Brotherhood – We actively partner with peers, colleagues, and stakeholders across the industry to reach ourgoals.
What teamwork is: Encourage healthy debate until a decision is made / Support team decisions even if you disagree / Collaborate and point out contributions of others / Focus on achieving collective results / Celebrate team achievements/ “I am my brother’s keeper”
What teamwork isn’t: Inattentive or not engaged during team interactions / Finger pointing at team members / Pooror untimely communications / Insufficient priority for team efforts / Criticize decisions that were not your preference
Excellence – We strive for precision in our work execution and in the basis for every decision.
What excellence is: Present verified source data / Evaluate decisions based on defined criteria and technical or programmatic merit / Make decisions based on written justification / Verify validity of assumptions forprevious decisions
What excellence isn’t: Accept “good enough” thinking / Assume someone else will check the details / Leaving loose ends unanswered
The Business office of your local union. The Hall includes the meeting space which is available for Member’s use under the guidelines established. Monthly Union Meetings are held on the 2nd Wednesday of every month in Amarillo at 7:30 PM and the 1st Thursday of every month in Lubbock.
The geographical area which separates local unions of the same craft. Also the lines that separate the different craft specialties such as: electrical, iron, plumbing, insulators, sheet-metal, etc.
The Principle Officer of the Local Union, whom handles the day to day business of the Local Union.
The President of the Union presides over Union and Building Corp. Meetings. The President also approves all committee appointments.
The Vice-President presides over meetings in the absence of the President.
Records the Minutes of the Local Union Meeting.
Examines applicants for membership of the Local Union.
The Executive Board handles the business of the Local Union between Union meetings, serve as the trial board, & fill vacancies in offices.
The Business Manager’s representative who works on the jobsite. The Steward is under direct supervision of the Business Manager.
Every member of the IBEW is tasked with organizing. It is our duty to organize all workers in the entire electrical industry in the United States, including all those in public utilities and electrical manufacturing, into local unions.
Your dues receipt that shows you are a paid up member in-good-standing of your local union. The by-laws state that you must show your card to a fellow member when asked.
A legal work stoppage, usually, because of problems with contract, payments to benefits programs, or jurisdiction.
A premium rate of pay for working longer hours, weekends, and holidays.
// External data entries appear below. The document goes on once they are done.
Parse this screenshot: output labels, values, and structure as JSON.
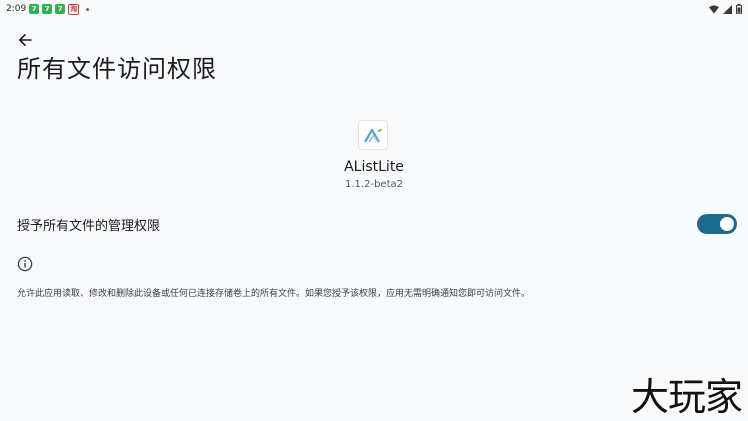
{
  "status_bar": {
    "time": "2:09",
    "notification_icons": [
      {
        "label": "7",
        "color": "#2fb34a"
      },
      {
        "label": "7",
        "color": "#2fb34a"
      },
      {
        "label": "7",
        "color": "#2fb34a"
      },
      {
        "label": "淘",
        "color": "#d23b3b"
      }
    ],
    "right_icons": [
      "wifi-icon",
      "signal-icon",
      "battery-icon"
    ]
  },
  "header": {
    "back_icon": "arrow-back-icon",
    "title": "所有文件访问权限"
  },
  "app": {
    "icon": "alist-logo-icon",
    "name": "AListLite",
    "version": "1.1.2-beta2"
  },
  "permission": {
    "label": "授予所有文件的管理权限",
    "enabled": true,
    "accent_color": "#1b6b8f"
  },
  "info": {
    "icon": "info-icon",
    "description": "允许此应用读取、修改和删除此设备或任何已连接存储卷上的所有文件。如果您授予该权限，应用无需明确通知您即可访问文件。"
  },
  "watermark": {
    "text": "大玩家"
  }
}
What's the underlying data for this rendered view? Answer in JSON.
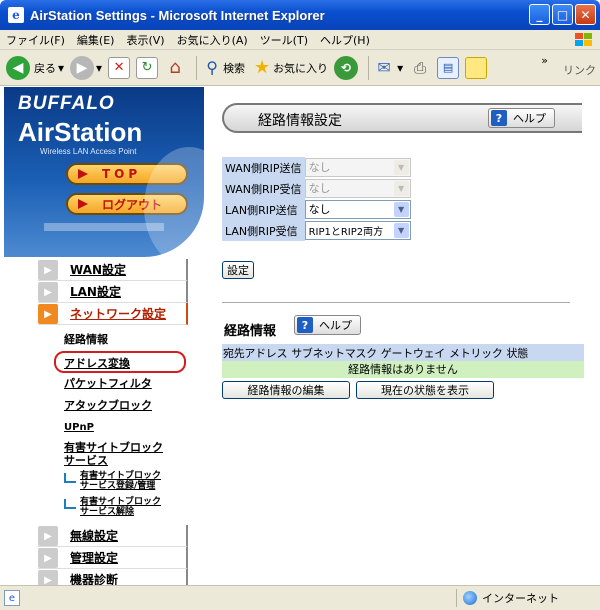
{
  "window": {
    "title": "AirStation Settings - Microsoft Internet Explorer"
  },
  "menu": [
    "ファイル(F)",
    "編集(E)",
    "表示(V)",
    "お気に入り(A)",
    "ツール(T)",
    "ヘルプ(H)"
  ],
  "toolbar": {
    "back_label": "戻る",
    "search_label": "検索",
    "favorites_label": "お気に入り",
    "links_label": "リンク"
  },
  "brand": {
    "buffalo": "BUFFALO",
    "airstation": "AirStation",
    "subtitle": "Wireless LAN Access Point",
    "top_button": "TOP",
    "logout_button": "ログアウト"
  },
  "nav": {
    "wan": "WAN設定",
    "lan": "LAN設定",
    "network": "ネットワーク設定",
    "sub": {
      "routing": "経路情報",
      "address": "アドレス変換",
      "packet_filter": "パケットフィルタ",
      "attack_block": "アタックブロック",
      "upnp": "UPnP",
      "harmful_site_1": "有害サイトブロック",
      "harmful_site_2": "サービス",
      "harmful_reg_1": "有害サイトブロック",
      "harmful_reg_2": "サービス登録/管理",
      "harmful_cancel_1": "有害サイトブロック",
      "harmful_cancel_2": "サービス解除"
    },
    "wireless": "無線設定",
    "admin": "管理設定",
    "diag": "機器診断"
  },
  "main": {
    "page_title": "経路情報設定",
    "help_label": "ヘルプ",
    "rip": [
      {
        "label": "WAN側RIP送信",
        "value": "なし",
        "disabled": true
      },
      {
        "label": "WAN側RIP受信",
        "value": "なし",
        "disabled": true
      },
      {
        "label": "LAN側RIP送信",
        "value": "なし",
        "disabled": false
      },
      {
        "label": "LAN側RIP受信",
        "value": "RIP1とRIP2両方",
        "disabled": false
      }
    ],
    "set_button": "設定",
    "routing_section_title": "経路情報",
    "routing_headers": [
      "宛先アドレス",
      "サブネットマスク",
      "ゲートウェイ",
      "メトリック",
      "状態"
    ],
    "routing_empty": "経路情報はありません",
    "edit_button": "経路情報の編集",
    "status_button": "現在の状態を表示"
  },
  "status": {
    "zone": "インターネット"
  }
}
Remember that Organized Labor has worked for over 100 years to establish a 40-hour workweek.
Non-financial compensation provided under the negotiated contract such as insurance or retirement plans.
The employer is responsible for maintaining a safe job site, but ultimately you are the authority on your personal safety. If you see something on the job that is unsafe, stop the work and tell the proper person immediately.
Precedence in rank as a result in a members length of service.
When any party to the agreement feels that there has been a violation of the contact, they can file a grievance to settle the matter. The matter can be settled locally by the Labor Management committee or by the C.I.R.
This is the process the local union can use to discipline a member(s) who break(s) the rules of the local or international union. Charges can be violations of the working agreement, constitution, by-laws, or a combination of all.
Sources and Special Thanks:
Braughton, K. – Pantex Cultural Resources, Personal Communication, 12/27/2021
History |Pantex Plant (energy.gov), 12/20/2021
Deeter, D. D. – Pantex Production Technician, Personal Communication, 12/27/2021